The number of native fish and aquatic insects, especially those that are pollution sensitive, declines in urban and suburban streams at low levels of development levels often considered protective for stream communities, according to a new study by the U.S. Geological Survey.
"When the area of driveways, parking lots, streets and other impervious cover reaches 10 percent of a watershed area, many types of pollution sensitive aquatic insects decline by as much as one third, compared to streams in undeveloped forested watersheds," said Tom Cuffney, USGS biologist. "We learned that there is no 'safezone,' meaning that even minimal or early stages of development can negatively affect aquatic life in urban streams."
As a watershed becomes developed, the amount of pavement, sidewalks and other types of urban land cover increases. During storms, water is rapidly transported over these urban surfaces to streams. The rapid rise and fall of stream flow and changes in temperature can be detrimental to fish and aquatic insects. Stormwater from urban development can also contain fertilizers and insecticides used along roads and on lawns, parks and golf courses.
"Stream protection and management is a top priority of state and local officials, and these findings remind us of the unintended consequences that development can have on our aquatic resources," said Tom Schueler, Chesapeake Stormwater Network coordinator. "The information has been useful in helping us to predict and manage the future impacts of urban development on streams and reinforces the importance of having green infrastructure to control stormwater runoff and protect aquatic life."

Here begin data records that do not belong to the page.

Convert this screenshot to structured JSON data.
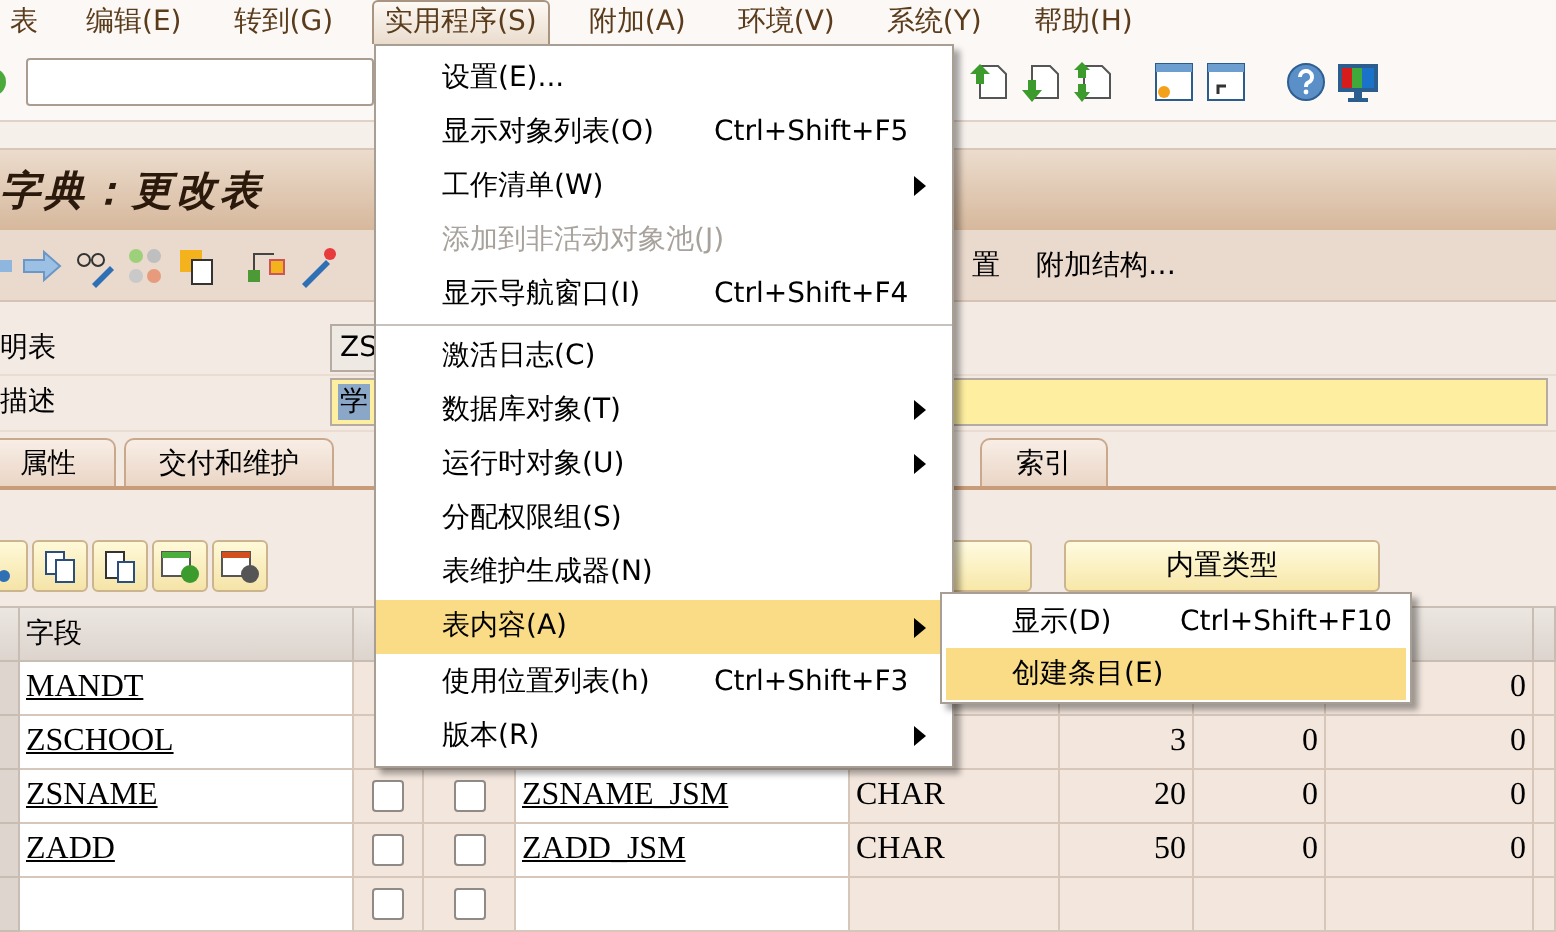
{
  "menubar": [
    {
      "label": "表",
      "selected": false
    },
    {
      "label": "编辑(E)",
      "selected": false
    },
    {
      "label": "转到(G)",
      "selected": false
    },
    {
      "label": "实用程序(S)",
      "selected": true
    },
    {
      "label": "附加(A)",
      "selected": false
    },
    {
      "label": "环境(V)",
      "selected": false
    },
    {
      "label": "系统(Y)",
      "selected": false
    },
    {
      "label": "帮助(H)",
      "selected": false
    }
  ],
  "title": "字典：更改表",
  "app_toolbar": {
    "buttons": [
      "置",
      "附加结构…"
    ]
  },
  "form": [
    {
      "label": "明表",
      "value": "ZS",
      "value_selected": false
    },
    {
      "label": "描述",
      "value": "学",
      "value_selected": true
    }
  ],
  "tabs": [
    {
      "label": "属性",
      "selected": false
    },
    {
      "label": "交付和维护",
      "selected": false
    },
    {
      "label": "索引",
      "selected": false
    }
  ],
  "table_buttons": [
    "内置类型"
  ],
  "table": {
    "column_header": "字段",
    "rows": [
      {
        "field": "MANDT",
        "decimals_2": "0"
      },
      {
        "field": "ZSCHOOL",
        "length": "3",
        "decimals": "0",
        "decimals_2": "0"
      },
      {
        "field": "ZSNAME",
        "key": false,
        "initial": false,
        "data_element": "ZSNAME_JSM",
        "data_type": "CHAR",
        "length": "20",
        "decimals": "0",
        "decimals_2": "0"
      },
      {
        "field": "ZADD",
        "key": false,
        "initial": false,
        "data_element": "ZADD_JSM",
        "data_type": "CHAR",
        "length": "50",
        "decimals": "0",
        "decimals_2": "0"
      },
      {
        "field": "",
        "key": false,
        "initial": false
      }
    ]
  },
  "menu": {
    "items": [
      {
        "kind": "item",
        "label": "设置(E)...",
        "disabled": false,
        "selected": false,
        "submenu": false
      },
      {
        "kind": "item",
        "label": "显示对象列表(O)",
        "shortcut": "Ctrl+Shift+F5",
        "disabled": false,
        "selected": false,
        "submenu": false
      },
      {
        "kind": "item",
        "label": "工作清单(W)",
        "disabled": false,
        "selected": false,
        "submenu": true
      },
      {
        "kind": "item",
        "label": "添加到非活动对象池(J)",
        "disabled": true,
        "selected": false,
        "submenu": false
      },
      {
        "kind": "item",
        "label": "显示导航窗口(I)",
        "shortcut": "Ctrl+Shift+F4",
        "disabled": false,
        "selected": false,
        "submenu": false
      },
      {
        "kind": "separator"
      },
      {
        "kind": "item",
        "label": "激活日志(C)",
        "disabled": false,
        "selected": false,
        "submenu": false
      },
      {
        "kind": "item",
        "label": "数据库对象(T)",
        "disabled": false,
        "selected": false,
        "submenu": true
      },
      {
        "kind": "item",
        "label": "运行时对象(U)",
        "disabled": false,
        "selected": false,
        "submenu": true
      },
      {
        "kind": "item",
        "label": "分配权限组(S)",
        "disabled": false,
        "selected": false,
        "submenu": false
      },
      {
        "kind": "item",
        "label": "表维护生成器(N)",
        "disabled": false,
        "selected": false,
        "submenu": false
      },
      {
        "kind": "item",
        "label": "表内容(A)",
        "disabled": false,
        "selected": true,
        "submenu": true
      },
      {
        "kind": "item",
        "label": "使用位置列表(h)",
        "shortcut": "Ctrl+Shift+F3",
        "disabled": false,
        "selected": false,
        "submenu": false
      },
      {
        "kind": "item",
        "label": "版本(R)",
        "disabled": false,
        "selected": false,
        "submenu": true
      }
    ]
  },
  "submenu": {
    "items": [
      {
        "label": "显示(D)",
        "shortcut": "Ctrl+Shift+F10",
        "selected": false
      },
      {
        "label": "创建条目(E)",
        "selected": true
      }
    ]
  }
}
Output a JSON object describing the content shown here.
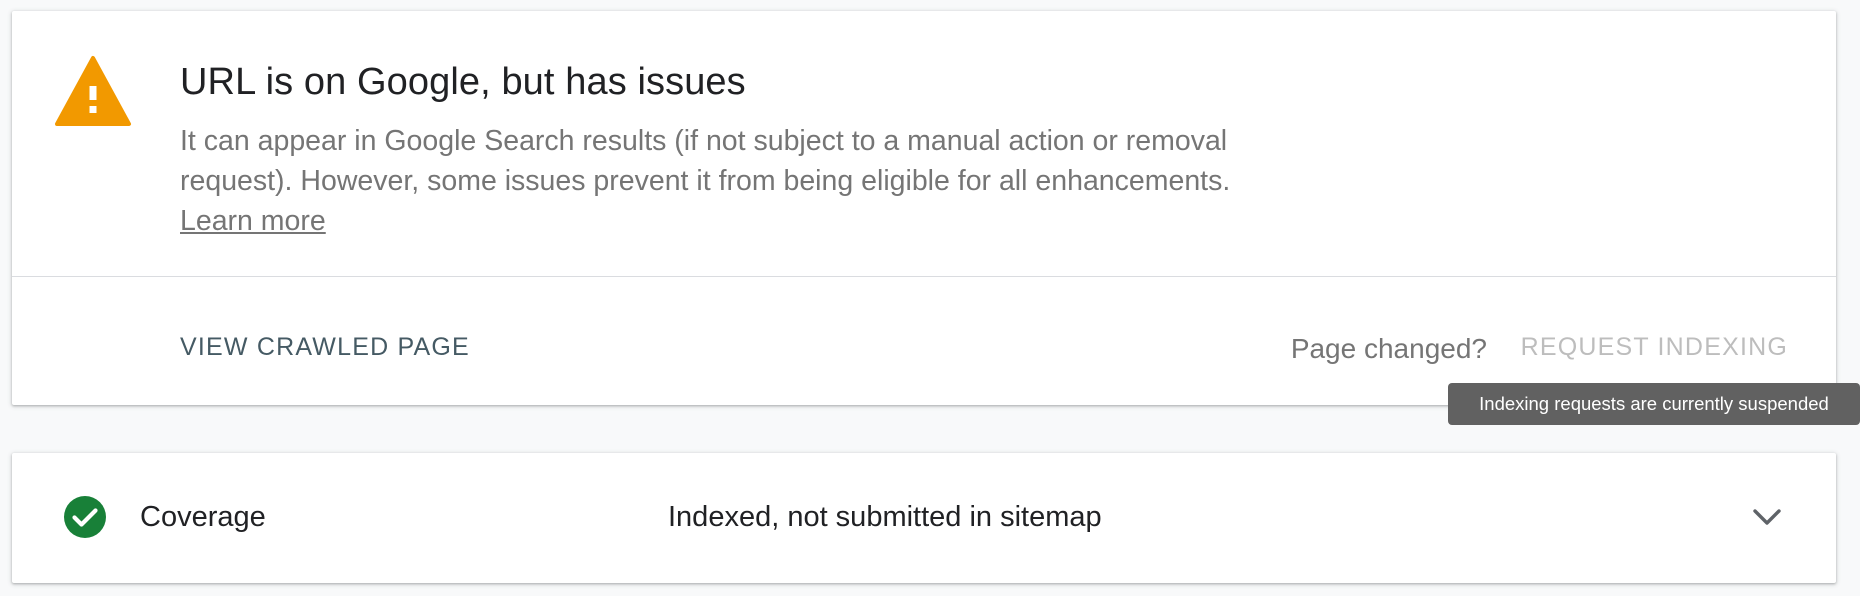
{
  "status": {
    "title": "URL is on Google, but has issues",
    "description": "It can appear in Google Search results (if not subject to a manual action or removal request). However, some issues prevent it from being eligible for all enhancements.",
    "learn_more": "Learn more",
    "icon": "warning-icon"
  },
  "actions": {
    "view_crawled_page": "VIEW CRAWLED PAGE",
    "page_changed": "Page changed?",
    "request_indexing": "REQUEST INDEXING",
    "tooltip": "Indexing requests are currently suspended"
  },
  "coverage": {
    "label": "Coverage",
    "status": "Indexed, not submitted in sitemap",
    "icon": "check-circle-icon"
  },
  "colors": {
    "warning": "#f29900",
    "success": "#188038",
    "primary_text": "#202124",
    "secondary_text": "#757575",
    "button_text": "#455a64",
    "disabled_text": "#bdbdbd",
    "tooltip_bg": "#616161"
  }
}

USGS studies examine the effects of urbanization on algae, aquatic insects, fish, habitat and chemistry in urban streams in nine metropolitan areas across the country: Boston, Mass.; Raleigh, N.C.; A
|Contact: Kara Capelli|
United States Geological Survey